Click on the link Mary, Queen of Scots: what happened to her ladies-in-waiting? to read the article.
Here’s the latest information on new records at Findmypast via Alan Stewart’s “Grow Your Own Family Tree“:
Australia: New South Wales
“Containing over 29,000 records, the New South Wales Goal Photographic Books 1871-1969 consist of entries of prisoners from 14 different gaols around the state. The records are particularly fascinating as they contain not only transcripts and scans of the original prisoner entry listings themselves, but also the mugshot photographs of individual inmates. The original series, held by the State Records Authority of New South Wales, was created as per the ‘Gaol Regulation’ which was proclaimed in the New South Wales Government Gazette on 19 February 1867. This required that description books be maintained to keep track of incoming and outgoing prisoners. Each record includes a transcript and image.
“The New South Wales Government Gazette Indexes 1832-1863 consist of over 1.2 million transcripts containing rich details of life in Australia’s most populous state. The information recorded was of an administrative and bureaucratic nature and can reveal details of your ancestor’s property, occupation, transactions and other useful biographical information. Each record includes a transcript of the original document.
“Containing over 156,000 records, the Essex Wills Beneficiaries Index 1505-1916 was compiled over a 15 year period by researcher Thora Broughton. The index records all people mentioned in a will, with the exception of witnesses and those with the same name as the testator – therefore not only beneficiaries and relatives appear but also executors, trustees, occupiers of property and adjacent landowners and so on. Each record contains a transcript and an image of the index.

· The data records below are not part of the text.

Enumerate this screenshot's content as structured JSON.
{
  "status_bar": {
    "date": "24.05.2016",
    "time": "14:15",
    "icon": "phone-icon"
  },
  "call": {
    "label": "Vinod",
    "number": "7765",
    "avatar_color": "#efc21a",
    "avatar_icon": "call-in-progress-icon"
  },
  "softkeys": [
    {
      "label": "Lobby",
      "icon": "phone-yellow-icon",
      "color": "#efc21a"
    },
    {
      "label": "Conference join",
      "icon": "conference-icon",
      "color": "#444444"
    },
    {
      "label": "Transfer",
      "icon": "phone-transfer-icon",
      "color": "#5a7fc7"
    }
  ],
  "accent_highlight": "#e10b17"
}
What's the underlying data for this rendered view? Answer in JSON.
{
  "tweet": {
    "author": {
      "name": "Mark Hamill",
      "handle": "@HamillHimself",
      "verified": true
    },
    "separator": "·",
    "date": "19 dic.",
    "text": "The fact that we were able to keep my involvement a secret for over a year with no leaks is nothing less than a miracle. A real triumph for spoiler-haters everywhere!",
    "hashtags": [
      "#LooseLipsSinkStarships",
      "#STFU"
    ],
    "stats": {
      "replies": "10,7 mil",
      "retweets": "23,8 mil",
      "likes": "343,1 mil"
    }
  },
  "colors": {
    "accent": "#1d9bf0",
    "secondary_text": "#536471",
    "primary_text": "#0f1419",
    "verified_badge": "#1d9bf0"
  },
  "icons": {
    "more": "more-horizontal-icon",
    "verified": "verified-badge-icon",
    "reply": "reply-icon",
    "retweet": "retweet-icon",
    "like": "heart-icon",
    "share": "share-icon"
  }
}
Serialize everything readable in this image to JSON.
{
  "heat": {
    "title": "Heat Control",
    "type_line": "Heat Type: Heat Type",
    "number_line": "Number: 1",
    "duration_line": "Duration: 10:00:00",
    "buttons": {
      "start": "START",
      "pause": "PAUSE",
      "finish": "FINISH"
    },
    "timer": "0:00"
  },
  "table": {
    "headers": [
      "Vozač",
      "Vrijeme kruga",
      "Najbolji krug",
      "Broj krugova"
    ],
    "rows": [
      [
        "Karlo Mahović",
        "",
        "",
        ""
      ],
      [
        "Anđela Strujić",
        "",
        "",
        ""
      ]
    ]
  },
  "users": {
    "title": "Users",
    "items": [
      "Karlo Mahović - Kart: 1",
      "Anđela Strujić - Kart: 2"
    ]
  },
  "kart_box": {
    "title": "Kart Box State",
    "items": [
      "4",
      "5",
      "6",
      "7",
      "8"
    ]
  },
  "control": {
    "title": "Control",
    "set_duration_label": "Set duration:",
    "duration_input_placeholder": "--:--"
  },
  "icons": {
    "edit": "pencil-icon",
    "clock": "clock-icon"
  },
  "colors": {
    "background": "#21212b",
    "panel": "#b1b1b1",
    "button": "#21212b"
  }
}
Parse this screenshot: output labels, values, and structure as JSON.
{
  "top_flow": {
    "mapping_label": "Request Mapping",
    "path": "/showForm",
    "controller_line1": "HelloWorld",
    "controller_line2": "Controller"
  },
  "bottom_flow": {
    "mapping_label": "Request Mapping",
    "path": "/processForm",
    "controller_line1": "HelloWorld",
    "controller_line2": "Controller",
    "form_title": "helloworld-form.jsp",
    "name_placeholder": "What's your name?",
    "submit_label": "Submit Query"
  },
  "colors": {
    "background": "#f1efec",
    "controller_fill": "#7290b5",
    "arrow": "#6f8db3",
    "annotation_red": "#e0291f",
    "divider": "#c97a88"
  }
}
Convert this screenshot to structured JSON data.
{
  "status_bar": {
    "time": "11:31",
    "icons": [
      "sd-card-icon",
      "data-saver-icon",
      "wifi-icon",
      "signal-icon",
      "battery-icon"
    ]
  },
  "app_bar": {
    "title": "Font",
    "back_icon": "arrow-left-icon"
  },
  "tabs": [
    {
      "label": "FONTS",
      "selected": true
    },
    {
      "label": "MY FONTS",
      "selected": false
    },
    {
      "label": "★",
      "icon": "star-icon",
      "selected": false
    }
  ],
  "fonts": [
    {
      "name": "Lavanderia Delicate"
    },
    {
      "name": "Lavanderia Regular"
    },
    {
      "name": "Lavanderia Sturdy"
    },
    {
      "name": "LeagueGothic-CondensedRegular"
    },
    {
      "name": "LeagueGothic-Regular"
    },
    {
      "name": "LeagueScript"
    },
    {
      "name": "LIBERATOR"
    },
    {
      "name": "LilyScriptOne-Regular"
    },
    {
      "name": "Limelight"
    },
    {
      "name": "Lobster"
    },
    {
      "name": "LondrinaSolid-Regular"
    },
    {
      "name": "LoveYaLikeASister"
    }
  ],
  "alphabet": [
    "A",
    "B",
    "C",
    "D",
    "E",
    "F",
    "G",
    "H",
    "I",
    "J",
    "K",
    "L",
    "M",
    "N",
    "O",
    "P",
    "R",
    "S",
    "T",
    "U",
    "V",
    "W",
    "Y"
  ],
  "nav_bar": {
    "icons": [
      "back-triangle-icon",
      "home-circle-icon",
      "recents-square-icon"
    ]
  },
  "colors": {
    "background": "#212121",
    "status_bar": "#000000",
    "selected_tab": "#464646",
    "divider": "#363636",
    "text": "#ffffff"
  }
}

“Containing over 4,000 records, Craven’s Part in the Great War 1914-1919 was designed to serve as a memento of the part that the district of Craven in Yorkshire played in the Great War. The memorial itself is divided into two main sections. The first is a nominal roll containing names, ranks and regiments, while the second section is a roll of honour includes including photographs supplied by the families of the deceased. Each record includes a transcript as well as an image of the original document.
“Over 5.3 million articles and 15 new titles have recently been added to our collection of historic British newspapers. The collection now stands at over 124 million articles from across England, Scotland and Wales and covers 245 years of British history from 1710-1955. New to the collection is the national title, The Daily Telegraph from 1871. There’s also new additions from other cities and towns around the country including Nottingham, Fife, Yorkshire and London. Substantial additions have also been made to existing titles, including the Fife Herald and the Derbyshire Courier.”
For Earth Day, please listen to “Nature’s Greatest Mimic” imitate the sound of chainsaws destroying its habitat:
I loved the Star Wars trailer (see below) and am looking forward to seeing the movie. It’s packed with action shots, storm troopers and favorite characters for both Star Wars fans (like me) and all moviegoers. It’s family-friendly entertainment.
The main theme of the preview comes from the series’ hero Luke Skywalker, who says, in homage to “Return of the Jedi,” that the Force is strong with his family.
“The force is strong in my family,” he says. “My father has it. I have it. My sister has it. You have that power, too so Skywalker’s genealogy will play a role. Wait until you hear Han Solo say to his Wookiee friend, “Chewie we’re home.”